[Data records for software interfaces]
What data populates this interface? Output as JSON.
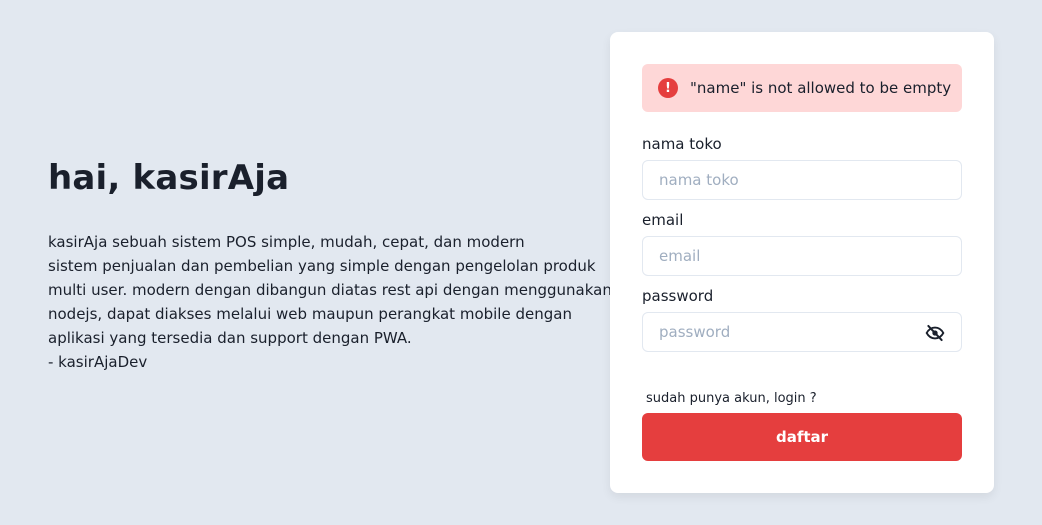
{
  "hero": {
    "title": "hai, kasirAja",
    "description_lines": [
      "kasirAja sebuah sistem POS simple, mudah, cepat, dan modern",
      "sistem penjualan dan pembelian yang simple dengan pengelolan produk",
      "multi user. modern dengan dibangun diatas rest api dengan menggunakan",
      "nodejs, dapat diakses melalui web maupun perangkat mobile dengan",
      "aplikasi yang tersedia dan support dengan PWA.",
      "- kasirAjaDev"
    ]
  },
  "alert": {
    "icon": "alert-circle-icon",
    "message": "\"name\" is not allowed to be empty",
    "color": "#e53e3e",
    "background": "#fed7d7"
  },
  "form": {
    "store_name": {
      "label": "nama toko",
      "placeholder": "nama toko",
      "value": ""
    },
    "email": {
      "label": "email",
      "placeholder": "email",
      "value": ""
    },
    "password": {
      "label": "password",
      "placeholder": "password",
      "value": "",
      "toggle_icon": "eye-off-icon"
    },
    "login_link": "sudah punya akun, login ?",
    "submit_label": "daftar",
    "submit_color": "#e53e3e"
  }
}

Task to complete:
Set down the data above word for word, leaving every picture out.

Task answer:
What data populates this interface? Output as JSON.
{
  "hero": {
    "title": "hai, kasirAja",
    "description_lines": [
      "kasirAja sebuah sistem POS simple, mudah, cepat, dan modern",
      "sistem penjualan dan pembelian yang simple dengan pengelolan produk",
      "multi user. modern dengan dibangun diatas rest api dengan menggunakan",
      "nodejs, dapat diakses melalui web maupun perangkat mobile dengan",
      "aplikasi yang tersedia dan support dengan PWA.",
      "- kasirAjaDev"
    ]
  },
  "alert": {
    "icon": "alert-circle-icon",
    "message": "\"name\" is not allowed to be empty",
    "color": "#e53e3e",
    "background": "#fed7d7"
  },
  "form": {
    "store_name": {
      "label": "nama toko",
      "placeholder": "nama toko",
      "value": ""
    },
    "email": {
      "label": "email",
      "placeholder": "email",
      "value": ""
    },
    "password": {
      "label": "password",
      "placeholder": "password",
      "value": "",
      "toggle_icon": "eye-off-icon"
    },
    "login_link": "sudah punya akun, login ?",
    "submit_label": "daftar",
    "submit_color": "#e53e3e"
  }
}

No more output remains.